you need to get a manual so you can verify which carb is on your motor. these motors used several different carbs and some of them don't use those springs. but william does have a good point because if your carb uses them and they are missing that might cause it to run like that in rough water... if you didn't take the carb apart before this problem started then they would be laying in the bottom of the float bowl... there is only one other place they could go and i doubt they could fit through the main jet. have fun and good luck. oh.... don't forget to de-carb that motor with Sea Foam... plobably cure your poor running problems. here is a link to tell you how... you may have to copy it and put it in your browser http://www.switchbait.com/forums/showthread.php?t=159

06-02-2009, 06:40 AM
"Ok, i dont remember seeing any springs in the carbs. other than the ones that are on the pin holding the float. and yes i will look and double check in the manual to see which carbs i have, and as far as the sea-foam, its already in the tank.

thanks for the replies gentlemen, i will update when i get further along, right now going to work and trying to get my hands on a timing light, but looks as if i will have to buy one.

catch up to yall later on my newest findings."

06-02-2009, 10:45 AM
"The "ones holding the float" maybe the ones I'm referring to. They have a small tab on each end and have to wind up on the pin in such a way they put just a little force on the float to close it. It's real fiddly. you need to do it as the pin is being put thru the float pivot. If you had done it, you would have remembered. !/2 the time you drop them and 1/2 the time the tab dosn't catch the float right.

Hope this does it- I've been following your dilemma with interest. Just about every thing that can cause this has been mentioned."

06-12-2009, 03:36 PM
"Have not had time to mess with the boat here lately , but i will update when I get the chance to mess with it."

06-19-2009, 03:57 PM
"Put my boat in the water at 7:30 a.m, and by 10:30 a.m it was back on the trailer. this time it had flooded out right when i hit another boats wake. ran great until that point. checked the springs in the floats, and they seem to have a little tension on them. i do remember doing that now that i tore back into it. I have done everything that i know to do to this motor. putting it in the shop in the next couple of weeks. will update and let you know what the cause was, if they find it."

08-17-2009, 10:45 PM
Change the three check valves behind the fuel pump. $5 for each one.
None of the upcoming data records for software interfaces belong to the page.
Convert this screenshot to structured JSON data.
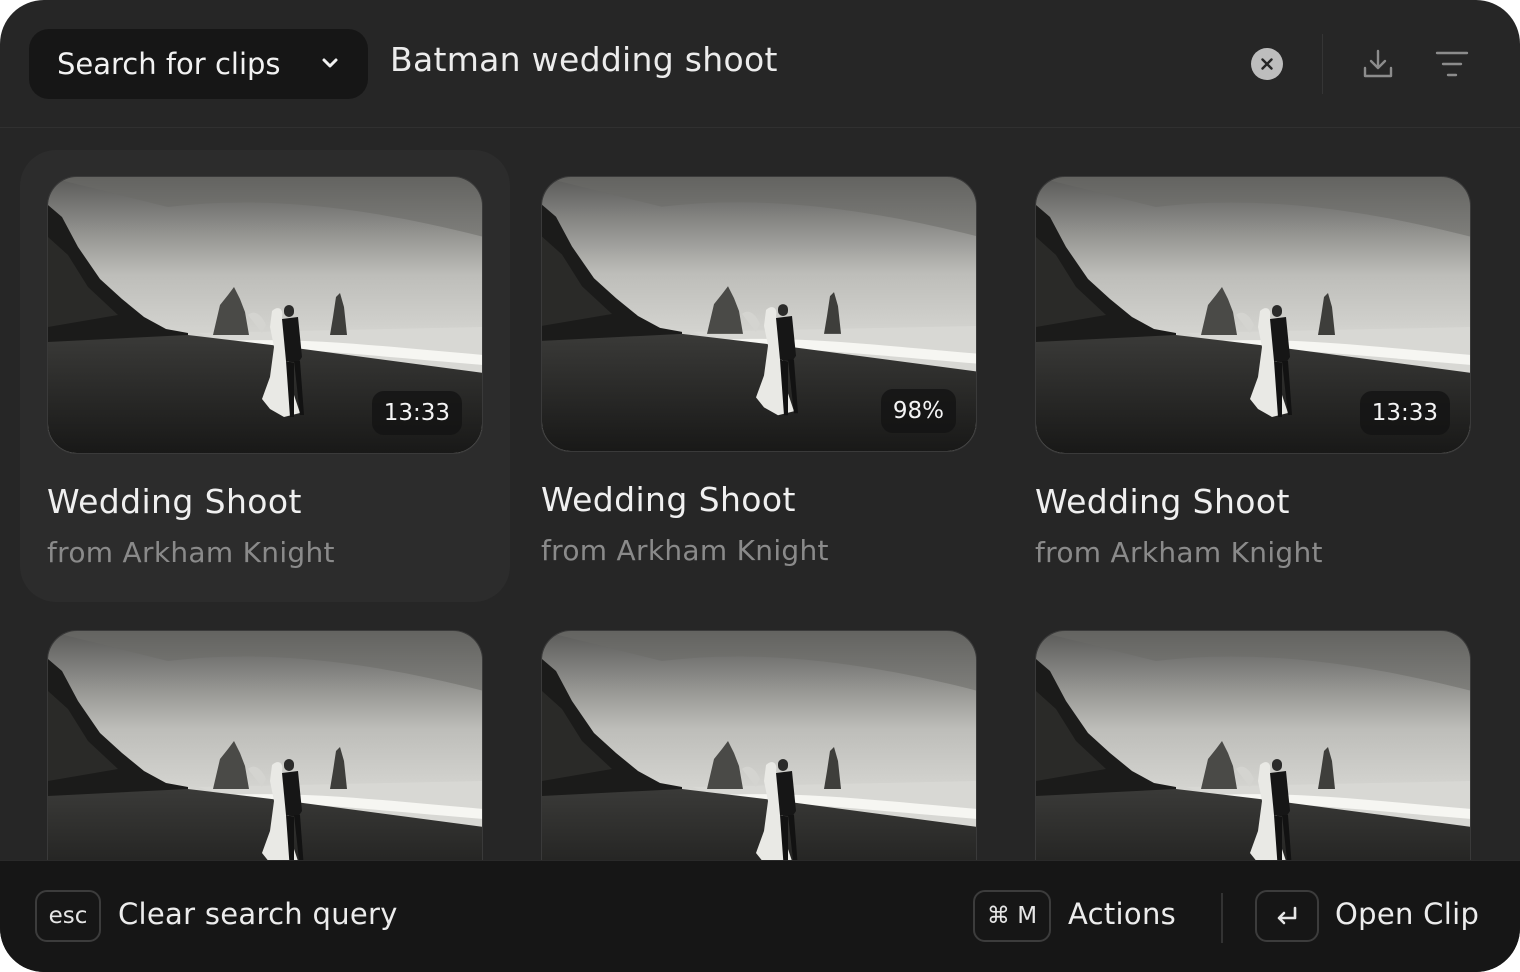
{
  "search": {
    "scope_label": "Search for clips",
    "query": "Batman wedding shoot"
  },
  "icons": {
    "scope": "chevron-down-icon",
    "clear": "close-circle-icon",
    "download": "download-icon",
    "filter": "filter-lines-icon",
    "enter": "return-arrow-icon"
  },
  "clips": [
    {
      "title": "Wedding Shoot",
      "source": "from Arkham Knight",
      "badge": "13:33"
    },
    {
      "title": "Wedding Shoot",
      "source": "from Arkham Knight",
      "badge": "98%"
    },
    {
      "title": "Wedding Shoot",
      "source": "from Arkham Knight",
      "badge": "13:33"
    },
    {
      "title": "",
      "source": "",
      "badge": ""
    },
    {
      "title": "",
      "source": "",
      "badge": ""
    },
    {
      "title": "",
      "source": "",
      "badge": ""
    }
  ],
  "footer": {
    "clear_key": "esc",
    "clear_label": "Clear search query",
    "actions_key": "⌘ M",
    "actions_label": "Actions",
    "open_label": "Open Clip"
  },
  "colors": {
    "window_bg": "#262626",
    "bar_bg": "#161616",
    "text_primary": "#f0f0f0",
    "text_secondary": "#8a8a8a"
  }
}
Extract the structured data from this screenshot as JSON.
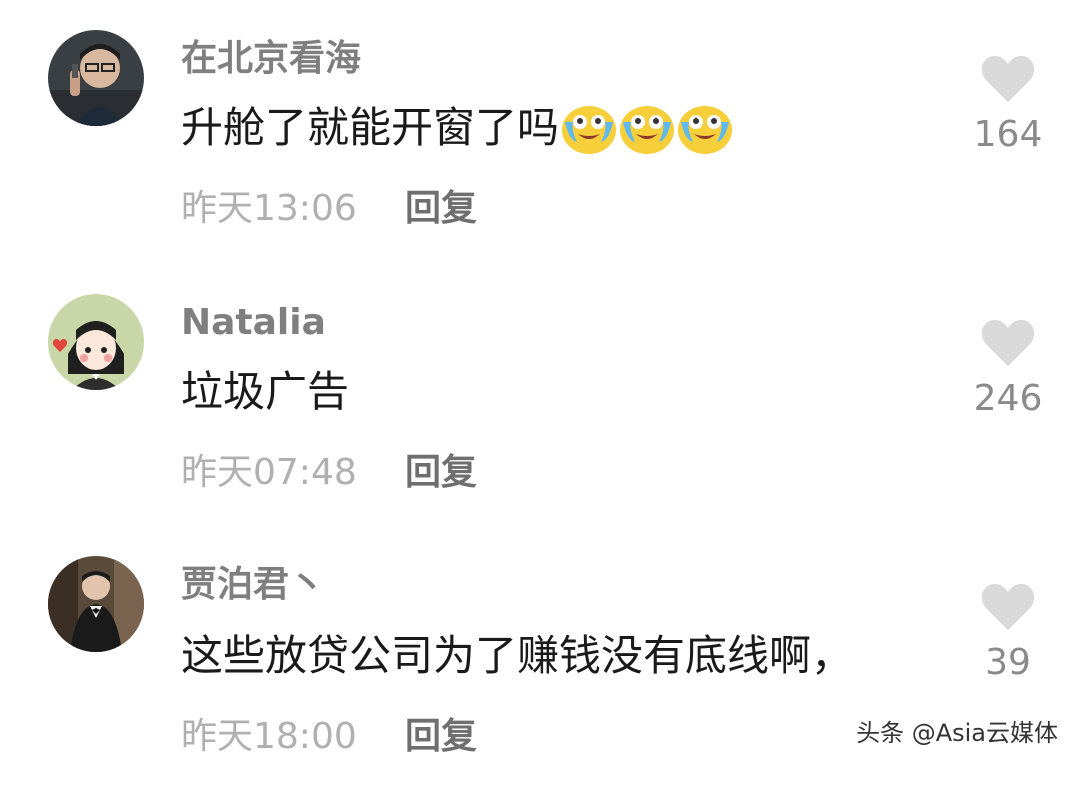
{
  "comments": [
    {
      "username": "在北京看海",
      "text": "升舱了就能开窗了吗",
      "emoji": [
        "tear-laugh-emoji",
        "tear-laugh-emoji",
        "tear-laugh-emoji"
      ],
      "time": "昨天13:06",
      "reply_label": "回复",
      "likes": "164",
      "avatar": "photo-man-on-phone"
    },
    {
      "username": "Natalia",
      "text": "垃圾广告",
      "emoji": [],
      "time": "昨天07:48",
      "reply_label": "回复",
      "likes": "246",
      "avatar": "cartoon-girl"
    },
    {
      "username": "贾泊君丶",
      "text": "这些放贷公司为了赚钱没有底线啊，",
      "emoji": [],
      "time": "昨天18:00",
      "reply_label": "回复",
      "likes": "39",
      "avatar": "photo-man-in-suit"
    }
  ],
  "watermark": "头条 @Asia云媒体",
  "colors": {
    "username": "#7f7f7f",
    "text": "#1a1a1a",
    "meta": "#b0b0b0",
    "heart": "#d9d9d9"
  },
  "icons": {
    "like": "heart-icon",
    "emoji": "tear-laugh-emoji"
  }
}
08-17-2009, 11:33 PM
"Those are the "puddle trap" system and they run un-burnt fuel from the bottom of the engine to the top for a re-burn and could very well be your problem- but indicate an in efficiency in the engine some where. Maybe the seal ring between the cylinders, or a bad seal on the crank shaft. You can take that long vertical plate off the engine and blow thru the little valves and see if they work. You might get this problem licked yet!!!"